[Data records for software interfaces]
Start of Block

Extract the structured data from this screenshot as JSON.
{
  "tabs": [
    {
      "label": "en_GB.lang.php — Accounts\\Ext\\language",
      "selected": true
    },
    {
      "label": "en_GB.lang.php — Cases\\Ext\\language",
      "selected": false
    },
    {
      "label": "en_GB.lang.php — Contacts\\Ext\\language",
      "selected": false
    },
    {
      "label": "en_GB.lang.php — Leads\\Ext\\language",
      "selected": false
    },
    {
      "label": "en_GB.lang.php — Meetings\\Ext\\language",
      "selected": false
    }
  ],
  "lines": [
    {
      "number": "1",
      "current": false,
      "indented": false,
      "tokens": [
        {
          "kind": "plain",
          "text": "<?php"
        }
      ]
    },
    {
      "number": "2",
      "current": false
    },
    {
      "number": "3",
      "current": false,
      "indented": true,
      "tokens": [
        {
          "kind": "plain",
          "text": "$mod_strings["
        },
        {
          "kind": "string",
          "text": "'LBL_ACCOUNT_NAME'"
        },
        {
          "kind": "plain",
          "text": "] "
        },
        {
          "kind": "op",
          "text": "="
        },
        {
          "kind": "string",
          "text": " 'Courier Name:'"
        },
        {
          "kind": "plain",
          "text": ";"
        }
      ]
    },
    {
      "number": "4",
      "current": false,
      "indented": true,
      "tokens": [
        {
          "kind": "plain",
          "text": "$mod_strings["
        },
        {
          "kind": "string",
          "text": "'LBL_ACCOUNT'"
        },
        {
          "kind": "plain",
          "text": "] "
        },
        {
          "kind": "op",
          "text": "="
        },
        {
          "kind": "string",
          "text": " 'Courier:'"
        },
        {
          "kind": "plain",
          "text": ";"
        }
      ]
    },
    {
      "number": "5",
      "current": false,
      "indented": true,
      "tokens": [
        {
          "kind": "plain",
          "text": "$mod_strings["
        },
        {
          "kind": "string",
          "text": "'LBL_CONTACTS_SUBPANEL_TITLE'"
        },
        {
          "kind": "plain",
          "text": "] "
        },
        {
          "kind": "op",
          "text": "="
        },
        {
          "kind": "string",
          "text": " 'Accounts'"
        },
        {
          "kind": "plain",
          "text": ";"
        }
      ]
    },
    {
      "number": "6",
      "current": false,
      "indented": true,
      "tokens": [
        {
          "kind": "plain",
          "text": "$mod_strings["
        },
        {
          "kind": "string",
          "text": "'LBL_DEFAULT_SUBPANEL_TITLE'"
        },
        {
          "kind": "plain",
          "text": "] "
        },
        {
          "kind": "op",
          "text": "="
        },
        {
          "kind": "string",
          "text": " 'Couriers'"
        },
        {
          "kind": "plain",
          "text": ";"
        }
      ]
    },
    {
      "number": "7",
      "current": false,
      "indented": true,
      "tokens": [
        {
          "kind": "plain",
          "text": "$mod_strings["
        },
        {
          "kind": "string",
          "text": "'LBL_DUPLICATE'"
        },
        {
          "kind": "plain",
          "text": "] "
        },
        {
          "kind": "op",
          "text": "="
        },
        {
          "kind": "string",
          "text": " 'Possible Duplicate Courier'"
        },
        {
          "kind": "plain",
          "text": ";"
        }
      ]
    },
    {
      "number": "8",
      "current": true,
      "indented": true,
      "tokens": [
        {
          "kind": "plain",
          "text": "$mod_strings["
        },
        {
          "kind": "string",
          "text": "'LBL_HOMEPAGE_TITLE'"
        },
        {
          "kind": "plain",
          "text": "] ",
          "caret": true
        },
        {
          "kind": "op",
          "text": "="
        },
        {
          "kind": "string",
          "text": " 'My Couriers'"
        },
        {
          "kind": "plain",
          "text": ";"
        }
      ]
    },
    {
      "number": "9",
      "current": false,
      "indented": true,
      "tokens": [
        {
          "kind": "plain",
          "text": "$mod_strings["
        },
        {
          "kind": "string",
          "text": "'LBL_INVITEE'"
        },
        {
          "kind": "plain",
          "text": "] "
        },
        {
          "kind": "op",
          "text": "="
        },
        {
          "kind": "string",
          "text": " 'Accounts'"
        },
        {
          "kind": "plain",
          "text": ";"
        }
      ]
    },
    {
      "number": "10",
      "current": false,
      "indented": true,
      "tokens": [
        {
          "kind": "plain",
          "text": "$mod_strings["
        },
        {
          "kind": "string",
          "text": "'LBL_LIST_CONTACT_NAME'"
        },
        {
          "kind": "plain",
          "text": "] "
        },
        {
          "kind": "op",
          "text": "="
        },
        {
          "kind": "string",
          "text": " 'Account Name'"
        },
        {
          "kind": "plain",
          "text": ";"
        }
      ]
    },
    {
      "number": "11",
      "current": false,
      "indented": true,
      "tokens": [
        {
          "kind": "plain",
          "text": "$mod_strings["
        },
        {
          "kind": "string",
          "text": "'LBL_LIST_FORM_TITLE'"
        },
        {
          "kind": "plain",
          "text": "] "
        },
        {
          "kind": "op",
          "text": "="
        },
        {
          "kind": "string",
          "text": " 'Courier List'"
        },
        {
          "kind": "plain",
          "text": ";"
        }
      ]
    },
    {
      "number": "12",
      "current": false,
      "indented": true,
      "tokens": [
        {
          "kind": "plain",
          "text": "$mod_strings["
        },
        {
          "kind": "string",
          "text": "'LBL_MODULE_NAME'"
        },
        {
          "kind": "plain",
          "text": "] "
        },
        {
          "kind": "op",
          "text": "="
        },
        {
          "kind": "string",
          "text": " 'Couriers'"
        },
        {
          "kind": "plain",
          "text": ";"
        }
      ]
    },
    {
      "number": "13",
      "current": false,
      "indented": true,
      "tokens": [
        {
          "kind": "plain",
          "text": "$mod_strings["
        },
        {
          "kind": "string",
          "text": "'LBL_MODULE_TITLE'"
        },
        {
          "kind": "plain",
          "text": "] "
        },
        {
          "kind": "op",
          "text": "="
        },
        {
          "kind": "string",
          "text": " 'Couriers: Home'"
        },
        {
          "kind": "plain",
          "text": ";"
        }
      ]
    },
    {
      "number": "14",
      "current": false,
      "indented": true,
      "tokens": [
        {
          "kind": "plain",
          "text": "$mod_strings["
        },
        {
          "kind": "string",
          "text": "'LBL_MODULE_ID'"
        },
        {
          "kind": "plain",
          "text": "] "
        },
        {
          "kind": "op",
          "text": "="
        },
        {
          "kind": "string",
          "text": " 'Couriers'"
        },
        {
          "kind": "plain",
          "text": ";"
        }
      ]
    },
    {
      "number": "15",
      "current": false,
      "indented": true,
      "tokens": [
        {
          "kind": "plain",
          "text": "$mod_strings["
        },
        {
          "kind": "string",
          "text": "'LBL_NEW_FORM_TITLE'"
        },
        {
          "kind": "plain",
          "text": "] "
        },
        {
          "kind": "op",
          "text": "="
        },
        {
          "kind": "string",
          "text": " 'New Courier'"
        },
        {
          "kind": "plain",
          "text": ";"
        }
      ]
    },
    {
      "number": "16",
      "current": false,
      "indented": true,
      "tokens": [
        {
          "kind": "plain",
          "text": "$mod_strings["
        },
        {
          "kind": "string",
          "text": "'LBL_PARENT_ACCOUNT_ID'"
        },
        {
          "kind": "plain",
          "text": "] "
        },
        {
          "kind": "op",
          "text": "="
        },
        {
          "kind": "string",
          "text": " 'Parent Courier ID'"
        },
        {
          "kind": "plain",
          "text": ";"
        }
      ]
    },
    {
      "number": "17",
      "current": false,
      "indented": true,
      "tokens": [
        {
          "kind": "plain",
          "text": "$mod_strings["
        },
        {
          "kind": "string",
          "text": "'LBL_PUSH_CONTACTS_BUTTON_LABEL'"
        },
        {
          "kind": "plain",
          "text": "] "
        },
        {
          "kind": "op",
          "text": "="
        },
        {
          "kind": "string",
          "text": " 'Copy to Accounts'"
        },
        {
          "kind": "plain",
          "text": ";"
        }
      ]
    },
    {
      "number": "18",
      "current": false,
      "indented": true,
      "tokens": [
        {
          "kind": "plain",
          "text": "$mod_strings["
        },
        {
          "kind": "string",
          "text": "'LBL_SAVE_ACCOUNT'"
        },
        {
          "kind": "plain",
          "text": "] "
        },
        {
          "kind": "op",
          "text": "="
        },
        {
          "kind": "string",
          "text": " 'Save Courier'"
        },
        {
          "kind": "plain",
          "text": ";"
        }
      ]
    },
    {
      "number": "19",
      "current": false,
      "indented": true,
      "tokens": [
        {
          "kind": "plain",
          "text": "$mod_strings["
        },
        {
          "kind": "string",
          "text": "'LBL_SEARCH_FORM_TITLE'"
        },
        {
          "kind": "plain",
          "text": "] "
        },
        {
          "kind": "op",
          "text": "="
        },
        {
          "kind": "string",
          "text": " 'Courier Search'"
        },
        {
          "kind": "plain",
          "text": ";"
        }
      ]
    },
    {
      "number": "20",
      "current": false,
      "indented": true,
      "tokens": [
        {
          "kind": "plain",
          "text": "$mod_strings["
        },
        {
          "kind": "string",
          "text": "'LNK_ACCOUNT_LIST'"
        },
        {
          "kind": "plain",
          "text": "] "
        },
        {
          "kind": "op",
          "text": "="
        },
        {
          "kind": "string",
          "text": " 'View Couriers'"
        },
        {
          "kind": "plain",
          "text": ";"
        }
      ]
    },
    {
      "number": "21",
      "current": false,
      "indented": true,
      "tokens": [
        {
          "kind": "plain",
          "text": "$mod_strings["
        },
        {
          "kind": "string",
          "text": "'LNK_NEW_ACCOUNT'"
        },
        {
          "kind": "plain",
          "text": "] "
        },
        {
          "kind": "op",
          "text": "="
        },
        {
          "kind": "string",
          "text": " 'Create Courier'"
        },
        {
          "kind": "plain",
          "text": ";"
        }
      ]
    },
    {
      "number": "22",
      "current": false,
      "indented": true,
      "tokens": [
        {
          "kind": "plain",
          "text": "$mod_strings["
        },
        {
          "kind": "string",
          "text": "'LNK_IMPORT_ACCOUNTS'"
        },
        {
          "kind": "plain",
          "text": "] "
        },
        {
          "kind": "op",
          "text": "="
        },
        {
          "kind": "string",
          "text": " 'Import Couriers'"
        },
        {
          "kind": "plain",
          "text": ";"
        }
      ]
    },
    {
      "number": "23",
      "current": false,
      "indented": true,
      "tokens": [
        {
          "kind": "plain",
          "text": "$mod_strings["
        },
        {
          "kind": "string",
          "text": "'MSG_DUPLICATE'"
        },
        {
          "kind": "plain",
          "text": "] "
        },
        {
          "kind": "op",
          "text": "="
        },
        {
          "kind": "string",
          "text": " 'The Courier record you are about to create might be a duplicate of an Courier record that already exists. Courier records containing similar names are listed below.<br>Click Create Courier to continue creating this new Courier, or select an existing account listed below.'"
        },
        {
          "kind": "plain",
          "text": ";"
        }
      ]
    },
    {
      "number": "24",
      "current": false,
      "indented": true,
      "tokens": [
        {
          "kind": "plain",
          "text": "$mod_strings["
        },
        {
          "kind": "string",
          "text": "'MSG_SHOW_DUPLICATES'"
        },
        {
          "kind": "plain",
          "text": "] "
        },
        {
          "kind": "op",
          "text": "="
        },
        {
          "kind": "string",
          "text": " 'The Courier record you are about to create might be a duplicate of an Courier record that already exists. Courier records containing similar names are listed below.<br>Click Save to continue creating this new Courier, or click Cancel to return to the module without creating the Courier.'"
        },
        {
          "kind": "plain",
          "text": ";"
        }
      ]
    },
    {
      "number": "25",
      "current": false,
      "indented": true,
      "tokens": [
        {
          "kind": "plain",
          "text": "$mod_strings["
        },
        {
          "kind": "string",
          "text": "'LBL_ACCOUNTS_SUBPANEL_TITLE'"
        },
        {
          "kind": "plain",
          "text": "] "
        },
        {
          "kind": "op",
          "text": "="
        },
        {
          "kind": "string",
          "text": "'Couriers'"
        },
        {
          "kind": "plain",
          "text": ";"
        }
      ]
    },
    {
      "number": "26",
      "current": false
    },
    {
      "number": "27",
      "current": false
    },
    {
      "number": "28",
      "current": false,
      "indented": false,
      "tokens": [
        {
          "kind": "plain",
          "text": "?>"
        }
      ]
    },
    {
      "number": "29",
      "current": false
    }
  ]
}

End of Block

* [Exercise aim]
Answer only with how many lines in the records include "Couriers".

* [Written answer]
8